  • Sports Direct have 284 keywords ranking in position 3 or lower. Next have 163 keywords ranking in position 3 or lower.
  • Sports Direct have a total of approximately 700 keywords rankings in our sample. Next have a total of approximately 630 ranking keywords.

What does this mean?

  • Sports Direct have more pages ranking in our sample than Next – Sports Direct have approximately 700 and Next have about approximately 630.
  • Sports Direct have more pages ranking in lower (better) positions than Next.

Ranking Distributions: A conclusion

Looking at keyword data distributions using graphs like these allows you to quickly see how domains compete in different spaces – i.e. ‘trainers’ or ‘children’s shoes’. However, there are a few caveats and additional things to consider:

  • These distributions do not take into account the search volume of keywords. For example, could Next actually get more traffic if they rank in position 1 for higher volume search terms?
  • It is a static view – there is no time dimension (although you could compare a single domain against itself to see how the distribution has changed over time).

When are ranking distributions most useful?

We find looking at ranking distributions most valuable when comparing two domains alongside different search themes. If we were to take our example further, we might look at how Next competes with Sports Direct for ‘children’s shoes’ or ‘boots’, rather than ‘trainers’. By looking at the graphs we would gather a very quick view of who is winning in each space. This understanding would then open the door for us to see if there is something one domain is doing to achieve a win (such as having more product listing pages) and what the other domain can do to better compete.

Can we help you?

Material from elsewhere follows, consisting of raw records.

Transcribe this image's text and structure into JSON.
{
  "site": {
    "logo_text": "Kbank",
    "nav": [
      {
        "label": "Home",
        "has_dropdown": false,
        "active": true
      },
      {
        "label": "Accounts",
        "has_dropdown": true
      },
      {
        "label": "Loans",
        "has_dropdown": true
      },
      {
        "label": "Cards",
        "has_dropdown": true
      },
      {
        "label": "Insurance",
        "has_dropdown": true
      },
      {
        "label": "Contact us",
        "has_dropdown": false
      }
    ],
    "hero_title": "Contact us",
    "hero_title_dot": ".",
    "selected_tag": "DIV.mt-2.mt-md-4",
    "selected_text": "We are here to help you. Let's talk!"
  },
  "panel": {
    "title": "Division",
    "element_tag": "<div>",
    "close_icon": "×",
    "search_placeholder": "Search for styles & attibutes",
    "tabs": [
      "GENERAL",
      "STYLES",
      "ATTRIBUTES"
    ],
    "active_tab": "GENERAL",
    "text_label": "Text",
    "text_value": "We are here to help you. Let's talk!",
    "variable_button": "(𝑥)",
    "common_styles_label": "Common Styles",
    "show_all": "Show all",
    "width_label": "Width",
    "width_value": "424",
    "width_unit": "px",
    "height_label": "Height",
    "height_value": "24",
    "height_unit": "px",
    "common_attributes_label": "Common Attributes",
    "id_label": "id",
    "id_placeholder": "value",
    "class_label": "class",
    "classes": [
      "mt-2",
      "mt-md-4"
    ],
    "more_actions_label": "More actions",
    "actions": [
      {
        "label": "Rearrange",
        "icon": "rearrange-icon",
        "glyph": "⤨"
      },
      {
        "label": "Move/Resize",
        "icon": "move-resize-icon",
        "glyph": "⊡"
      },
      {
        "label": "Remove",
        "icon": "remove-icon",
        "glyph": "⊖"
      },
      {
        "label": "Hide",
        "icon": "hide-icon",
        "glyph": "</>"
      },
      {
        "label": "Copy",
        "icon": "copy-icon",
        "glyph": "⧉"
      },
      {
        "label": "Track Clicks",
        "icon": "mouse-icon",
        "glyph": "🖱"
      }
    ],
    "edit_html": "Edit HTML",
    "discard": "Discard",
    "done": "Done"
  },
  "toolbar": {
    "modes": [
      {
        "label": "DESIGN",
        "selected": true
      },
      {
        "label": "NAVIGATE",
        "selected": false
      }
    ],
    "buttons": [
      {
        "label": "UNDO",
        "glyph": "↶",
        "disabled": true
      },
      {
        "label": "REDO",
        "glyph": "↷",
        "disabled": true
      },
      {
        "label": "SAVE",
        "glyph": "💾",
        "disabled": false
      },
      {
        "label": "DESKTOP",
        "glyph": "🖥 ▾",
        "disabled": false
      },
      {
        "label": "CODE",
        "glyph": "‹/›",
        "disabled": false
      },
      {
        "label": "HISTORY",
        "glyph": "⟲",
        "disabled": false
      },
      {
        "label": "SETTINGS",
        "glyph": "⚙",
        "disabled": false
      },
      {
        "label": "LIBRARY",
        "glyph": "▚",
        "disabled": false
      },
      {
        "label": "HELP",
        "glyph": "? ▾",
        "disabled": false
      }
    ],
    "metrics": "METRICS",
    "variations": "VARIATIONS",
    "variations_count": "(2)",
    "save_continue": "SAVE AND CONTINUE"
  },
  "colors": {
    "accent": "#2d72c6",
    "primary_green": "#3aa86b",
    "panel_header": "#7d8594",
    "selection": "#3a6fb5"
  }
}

Interested in knowing how well your site is ranking compared to your competitors? At Melt Digital we are specialists in SEO and can help you gather and analyse the data you need to find the answers. Get in touch today and see what we can do for you.
Get in touch by calling 0203 735 5070 or by emailing info@meltdigital.com.